This post is the second in an on-going exploration of God's Will--what it is, if it's knowable, how we discover it, and practical guidelines for discerning his leading. You can read the first post here.
In the first part, I introduced the three-part understanding of God's will that Kevin DeYoung explains in his book, Just Do Something. Moving forward, we will focus our attention on the third, "God's will of direction." This one focuses on the lives of people and God's involvement in our decision making.
After exploring the three different expressions of God's will, DeYoung affirms the idea that God has a specific plan for each believer’s life but rightly rejects the idea that God keeps it a secret from us. It would be outside his character to insist that we follow his will for our life and then either oppose us in discovering it or simply remain passive and indifferent towards our prayers for direction. God does not want us to spend our lives attempting to discover what we should do with our lives! On the basis of God’s providence and faithful kindness for his people, DeYoung advocates for a means of discerning God’s will, known as “The Way of Wisdom.” This affirms the ordinary ways of decision making that God offers us: Scripture, the church, common-grace wisdom, and our desires.
While DeYoung affirms the idea that God can still give visions, dreams, or any other means of unusual direction, he insists that we ought not to expect it or seek it. He argues that these supernatural means were unusual, even in Scripture. Pointing to Paul’s statement in Acts 15:28-29 DeYoung says “most of the time Paul made decisions like the rest of us. He used rather tentative phrases like, ‘It seemed good to the Holy Spirit and to us’ (Acts 15:28–29).” It is beyond the scope of these posts to examine Paul’s practice of decision making or his language in Acts 15. However, it is worth pointing out that Paul’s language here indicates the opposite of DeYoung’s point: the Spirit was active in Paul’s decision making. If he was not, then Paul’s language here is both misleading and presumptuous.

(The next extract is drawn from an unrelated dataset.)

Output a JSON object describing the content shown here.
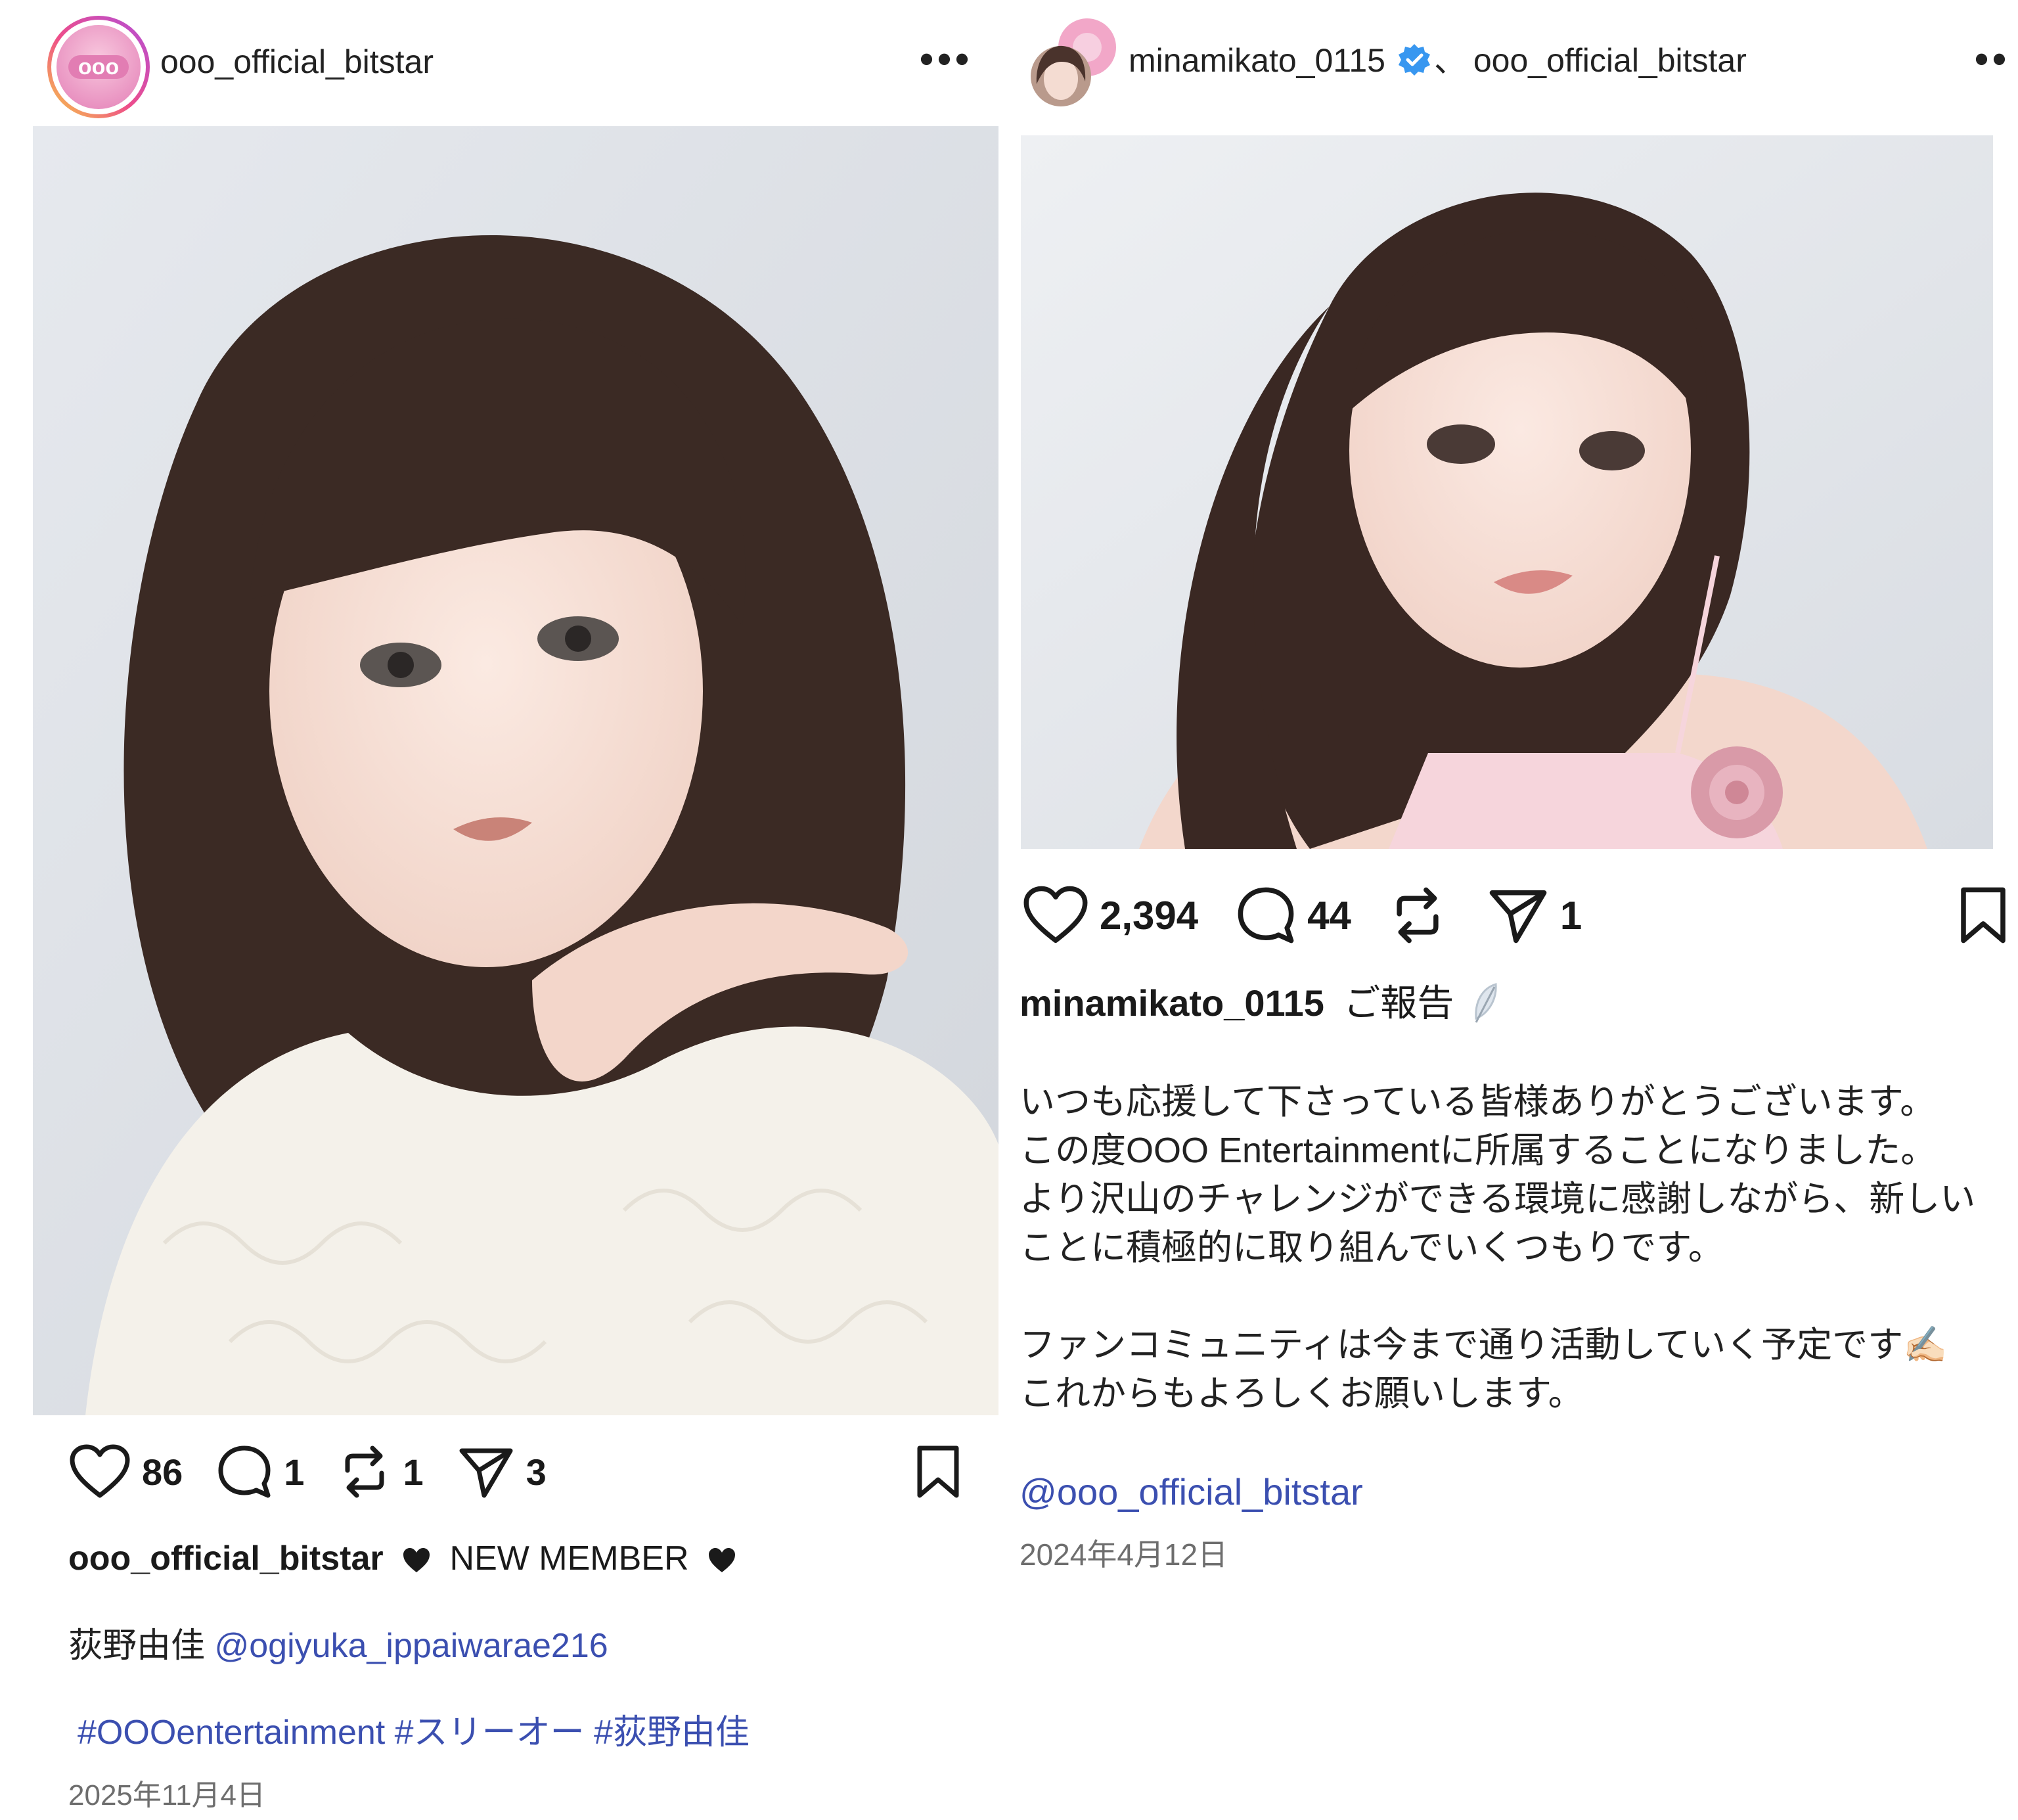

While DeYoung is a cessationist (meaning, he believes that certain gifts of the Holy Spirit are no longer given to Christians), he affirms the same assessment that Bruce Waltke gives: “Too many conservative scholars have no place for God’s special intercession because they have no control over it. We can’t force God to talk, yet sometimes He completely surprises us and talks anyway.” And yet, it seems that DeYoung is unable to provide any help in discerning God’s special intercession or the Spirit’s leading. It seems that DeYoung believes the Spirit is only able (or willing) to offer guidance in unusual, extraordinary ways. Because of that, he maintains that the Spirit’s leading will be so infrequent it is essentially nonexistent.
The ultimate issue here is not about which gifts of the Spirit are still offered today. The real issue is that so few of us believe that (1) God cares all that much about the particular details of my life or (2) that what he wants for my life is going to be painful and only require sacrifice. The issue is the fear, guilt, and shame that dominates the interior life of so many Christians that prevents us from seeking, believing, or recognizing God's leading when he offers it.
You can know God's will. And in the next post I will share some foundational ideas of knowing God's will.